Air quality alerts to warn Londoners about air pollution

04 August 2016

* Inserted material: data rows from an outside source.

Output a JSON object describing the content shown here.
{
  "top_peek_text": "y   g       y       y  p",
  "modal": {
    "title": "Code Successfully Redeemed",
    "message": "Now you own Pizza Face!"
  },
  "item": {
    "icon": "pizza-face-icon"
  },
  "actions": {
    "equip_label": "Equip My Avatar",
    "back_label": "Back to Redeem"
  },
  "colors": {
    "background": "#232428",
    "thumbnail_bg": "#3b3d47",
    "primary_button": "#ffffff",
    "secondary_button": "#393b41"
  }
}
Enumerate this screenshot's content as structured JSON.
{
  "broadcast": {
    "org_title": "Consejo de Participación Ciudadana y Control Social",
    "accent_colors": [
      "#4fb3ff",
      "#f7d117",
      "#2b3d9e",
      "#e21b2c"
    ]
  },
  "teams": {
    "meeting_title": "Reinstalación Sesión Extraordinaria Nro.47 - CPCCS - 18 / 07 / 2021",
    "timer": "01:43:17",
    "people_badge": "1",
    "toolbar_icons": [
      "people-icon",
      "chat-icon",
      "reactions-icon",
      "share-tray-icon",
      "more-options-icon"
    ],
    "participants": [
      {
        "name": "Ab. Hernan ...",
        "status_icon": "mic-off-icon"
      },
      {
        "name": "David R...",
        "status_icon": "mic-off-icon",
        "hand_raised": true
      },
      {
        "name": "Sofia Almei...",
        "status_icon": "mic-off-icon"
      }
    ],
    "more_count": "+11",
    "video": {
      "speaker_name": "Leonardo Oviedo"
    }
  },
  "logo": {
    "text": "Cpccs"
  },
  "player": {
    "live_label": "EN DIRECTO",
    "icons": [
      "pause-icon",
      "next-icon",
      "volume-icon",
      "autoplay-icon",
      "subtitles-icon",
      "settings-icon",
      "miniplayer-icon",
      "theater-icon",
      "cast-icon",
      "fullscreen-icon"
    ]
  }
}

The Mayor of London, Sadiq Khan, today announced he is introducing air quality alerts at bus stops, Tube stations and road-sides across the capital to notify Londoners during the worst incidents of air pollution.

 

Tackling London’s poor air quality is a priority for Sadiq Khan and he has just finished an initial consultation on a comprehensive package of measures to clean-up the capital’s filthy air.

 

Nearly 15,000 people responded to this consultation and 79 per cent of respondents stated that they wish to receive information when air pollution is high or very high so that they can take action to protect their health and reduce its impact.

 

Having listened to Londoners, the Mayor has taken swift and decisive action to implement a new programme of air quality advice and alerts for the public.

 

From Monday, August 15, during and on the day before high and very high air pollution days, air quality alerts will be displayed at:

 

  •          2,500 bus countdown signs and river pier signs across London.

 

  •          140 road-side dot matrix message signs on the busiest main roads into London, with instructions to switch engines off when stationary to reduce emissions.

 

  •          Electronic update signs in the entrances of all 270 London Underground stations.

 

Depending on the alert level and communication channel, different information and guidance will be provided including: advising people to walk, cycle or use public transport if possible to help improve air quality; to reduce strenuous activity if someone experiences symptoms; or advising asthma sufferers and other vulnerable groups that they may need to use their reliever inhaler more often.

 

This is the first step towards London putting in place a comprehensive air pollution incident plan, which will also provide critical information to emergency and support services similar to the existing heatwave plan for England. This will ensure improved coordination during the very worst air pollution incidents and that the most vulnerable Londoners are better prepared.

 

Figures revealed by Sadiq Khan during the first month of his mayoralty highlighted that the previous Mayor failed to take sufficient action on over a hundred occasions when air quality was moderate, high or very high in London during 2014, 2015 and 2016.

 

The Mayor of London, Sadiq Khan, said: “Unlike my predecessor, I believe that Londoners have a right to know about the quality of the air that they breathe. These new alerts will allow them to take precautions and help them plan ahead to avoid the worst instances of air pollution.

 

“I am doing everything within my power as Mayor to put the health of Londoners first. I hope that these alerts will become less and less frequent as we take steps to make our already great city a cleaner place to live, work and study in.”

 

The alerts will use a three-day ahead forecast about air pollution levels provided by airTEXT. More vulnerable Londoners with particular health needs will continue to have access to the airTEXT service enabling them to get regular forecasts via text, voicemail, email, mobile app and online.

 

The Mayor will also use his Twitter account and other social media channels to make people aware of moderate air quality incidents, which occur around 40 times a year.

 

Leon Daniels, TfL’s Managing Director of Surface Transport, said: “We are working with the Mayor to deliver an ambitious and wide-ranging programme to improve air quality across the Capital.  An important part of this work is to raise awareness and provide advice to people on how they can personally contribute to this work.”

 

The first round of the Mayor’s Clean Air consultation, which closed on Friday, July 28, proposes a range of measures including new charges for the oldest most polluting vehicles entering central London from 2017, an expanded Ultra Low Emission Zone, and a diesel scrappage scheme. A further more detailed consultation will take place later this year and some measures could be implemented as early as 2017.

Notes to editors

  1.       Forecasts will be provided by airTEXT. airTEXT is a London borough-led free service for the public providing air quality alerts by SMS text message, email and voicemail and three-day forecasts of air quality, pollen, UV and temperature across Greater London. airTEXT is operated by Cambridge Environmental Research Consultants (CERC) Ltd in partnership with London boroughs, the GLA, Public Health England and the Environment Agency.
  2.       TfL is making existing air quality data more usable by making it available in an API format whereby third party app developers can use it. There will be a hackathon to support the development of new apps and innovative ways of using this data.